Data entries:
--*--
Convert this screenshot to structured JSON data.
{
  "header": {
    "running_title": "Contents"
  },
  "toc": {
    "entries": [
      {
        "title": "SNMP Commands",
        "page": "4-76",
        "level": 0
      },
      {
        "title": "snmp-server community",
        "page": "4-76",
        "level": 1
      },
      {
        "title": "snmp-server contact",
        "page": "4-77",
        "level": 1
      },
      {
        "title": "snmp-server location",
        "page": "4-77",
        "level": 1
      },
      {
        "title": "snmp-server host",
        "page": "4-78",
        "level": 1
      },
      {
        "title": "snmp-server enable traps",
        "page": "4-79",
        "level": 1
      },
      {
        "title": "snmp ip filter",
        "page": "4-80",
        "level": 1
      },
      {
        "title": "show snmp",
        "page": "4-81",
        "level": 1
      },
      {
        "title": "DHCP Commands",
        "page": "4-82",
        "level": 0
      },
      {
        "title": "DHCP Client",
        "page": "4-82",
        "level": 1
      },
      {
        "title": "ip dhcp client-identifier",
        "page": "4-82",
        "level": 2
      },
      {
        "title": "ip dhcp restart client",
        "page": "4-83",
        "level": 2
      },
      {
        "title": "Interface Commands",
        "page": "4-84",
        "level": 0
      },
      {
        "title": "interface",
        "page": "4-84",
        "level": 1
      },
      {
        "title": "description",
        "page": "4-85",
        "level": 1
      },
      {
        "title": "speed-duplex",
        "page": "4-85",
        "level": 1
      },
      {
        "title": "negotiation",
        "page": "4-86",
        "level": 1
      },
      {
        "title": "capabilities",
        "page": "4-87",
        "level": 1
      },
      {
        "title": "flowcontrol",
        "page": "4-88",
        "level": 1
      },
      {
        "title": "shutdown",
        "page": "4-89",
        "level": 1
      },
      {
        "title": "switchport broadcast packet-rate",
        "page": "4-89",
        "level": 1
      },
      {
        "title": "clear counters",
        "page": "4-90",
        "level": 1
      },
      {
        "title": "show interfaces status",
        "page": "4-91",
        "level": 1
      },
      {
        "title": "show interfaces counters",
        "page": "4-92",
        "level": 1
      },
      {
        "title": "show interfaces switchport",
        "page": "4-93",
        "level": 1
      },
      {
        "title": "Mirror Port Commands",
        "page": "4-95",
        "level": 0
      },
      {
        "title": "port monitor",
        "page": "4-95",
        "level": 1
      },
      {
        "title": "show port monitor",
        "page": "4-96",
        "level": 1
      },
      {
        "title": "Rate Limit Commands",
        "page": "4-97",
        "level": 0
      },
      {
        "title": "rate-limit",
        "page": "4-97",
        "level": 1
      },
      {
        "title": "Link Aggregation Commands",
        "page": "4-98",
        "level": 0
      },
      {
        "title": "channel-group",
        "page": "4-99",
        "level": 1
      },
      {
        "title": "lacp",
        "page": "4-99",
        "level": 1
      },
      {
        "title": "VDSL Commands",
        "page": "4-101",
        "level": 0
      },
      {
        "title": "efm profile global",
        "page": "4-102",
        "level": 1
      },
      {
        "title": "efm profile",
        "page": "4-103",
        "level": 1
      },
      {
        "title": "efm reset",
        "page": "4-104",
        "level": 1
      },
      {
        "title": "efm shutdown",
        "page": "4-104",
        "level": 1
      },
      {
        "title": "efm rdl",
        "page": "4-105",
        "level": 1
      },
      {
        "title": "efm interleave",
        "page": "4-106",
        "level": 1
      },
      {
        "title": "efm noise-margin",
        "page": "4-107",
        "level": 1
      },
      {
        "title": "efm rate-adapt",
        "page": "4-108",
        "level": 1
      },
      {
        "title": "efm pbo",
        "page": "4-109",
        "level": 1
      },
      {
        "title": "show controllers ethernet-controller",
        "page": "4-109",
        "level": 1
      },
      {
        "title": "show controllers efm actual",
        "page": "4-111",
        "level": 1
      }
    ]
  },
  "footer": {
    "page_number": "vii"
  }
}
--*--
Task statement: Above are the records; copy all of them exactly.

Answer to this problem:
Convert this screenshot to structured JSON data.
{
  "header": {
    "running_title": "Contents"
  },
  "toc": {
    "entries": [
      {
        "title": "SNMP Commands",
        "page": "4-76",
        "level": 0
      },
      {
        "title": "snmp-server community",
        "page": "4-76",
        "level": 1
      },
      {
        "title": "snmp-server contact",
        "page": "4-77",
        "level": 1
      },
      {
        "title": "snmp-server location",
        "page": "4-77",
        "level": 1
      },
      {
        "title": "snmp-server host",
        "page": "4-78",
        "level": 1
      },
      {
        "title": "snmp-server enable traps",
        "page": "4-79",
        "level": 1
      },
      {
        "title": "snmp ip filter",
        "page": "4-80",
        "level": 1
      },
      {
        "title": "show snmp",
        "page": "4-81",
        "level": 1
      },
      {
        "title": "DHCP Commands",
        "page": "4-82",
        "level": 0
      },
      {
        "title": "DHCP Client",
        "page": "4-82",
        "level": 1
      },
      {
        "title": "ip dhcp client-identifier",
        "page": "4-82",
        "level": 2
      },
      {
        "title": "ip dhcp restart client",
        "page": "4-83",
        "level": 2
      },
      {
        "title": "Interface Commands",
        "page": "4-84",
        "level": 0
      },
      {
        "title": "interface",
        "page": "4-84",
        "level": 1
      },
      {
        "title": "description",
        "page": "4-85",
        "level": 1
      },
      {
        "title": "speed-duplex",
        "page": "4-85",
        "level": 1
      },
      {
        "title": "negotiation",
        "page": "4-86",
        "level": 1
      },
      {
        "title": "capabilities",
        "page": "4-87",
        "level": 1
      },
      {
        "title": "flowcontrol",
        "page": "4-88",
        "level": 1
      },
      {
        "title": "shutdown",
        "page": "4-89",
        "level": 1
      },
      {
        "title": "switchport broadcast packet-rate",
        "page": "4-89",
        "level": 1
      },
      {
        "title": "clear counters",
        "page": "4-90",
        "level": 1
      },
      {
        "title": "show interfaces status",
        "page": "4-91",
        "level": 1
      },
      {
        "title": "show interfaces counters",
        "page": "4-92",
        "level": 1
      },
      {
        "title": "show interfaces switchport",
        "page": "4-93",
        "level": 1
      },
      {
        "title": "Mirror Port Commands",
        "page": "4-95",
        "level": 0
      },
      {
        "title": "port monitor",
        "page": "4-95",
        "level": 1
      },
      {
        "title": "show port monitor",
        "page": "4-96",
        "level": 1
      },
      {
        "title": "Rate Limit Commands",
        "page": "4-97",
        "level": 0
      },
      {
        "title": "rate-limit",
        "page": "4-97",
        "level": 1
      },
      {
        "title": "Link Aggregation Commands",
        "page": "4-98",
        "level": 0
      },
      {
        "title": "channel-group",
        "page": "4-99",
        "level": 1
      },
      {
        "title": "lacp",
        "page": "4-99",
        "level": 1
      },
      {
        "title": "VDSL Commands",
        "page": "4-101",
        "level": 0
      },
      {
        "title": "efm profile global",
        "page": "4-102",
        "level": 1
      },
      {
        "title": "efm profile",
        "page": "4-103",
        "level": 1
      },
      {
        "title": "efm reset",
        "page": "4-104",
        "level": 1
      },
      {
        "title": "efm shutdown",
        "page": "4-104",
        "level": 1
      },
      {
        "title": "efm rdl",
        "page": "4-105",
        "level": 1
      },
      {
        "title": "efm interleave",
        "page": "4-106",
        "level": 1
      },
      {
        "title": "efm noise-margin",
        "page": "4-107",
        "level": 1
      },
      {
        "title": "efm rate-adapt",
        "page": "4-108",
        "level": 1
      },
      {
        "title": "efm pbo",
        "page": "4-109",
        "level": 1
      },
      {
        "title": "show controllers ethernet-controller",
        "page": "4-109",
        "level": 1
      },
      {
        "title": "show controllers efm actual",
        "page": "4-111",
        "level": 1
      }
    ]
  },
  "footer": {
    "page_number": "vii"
  }
}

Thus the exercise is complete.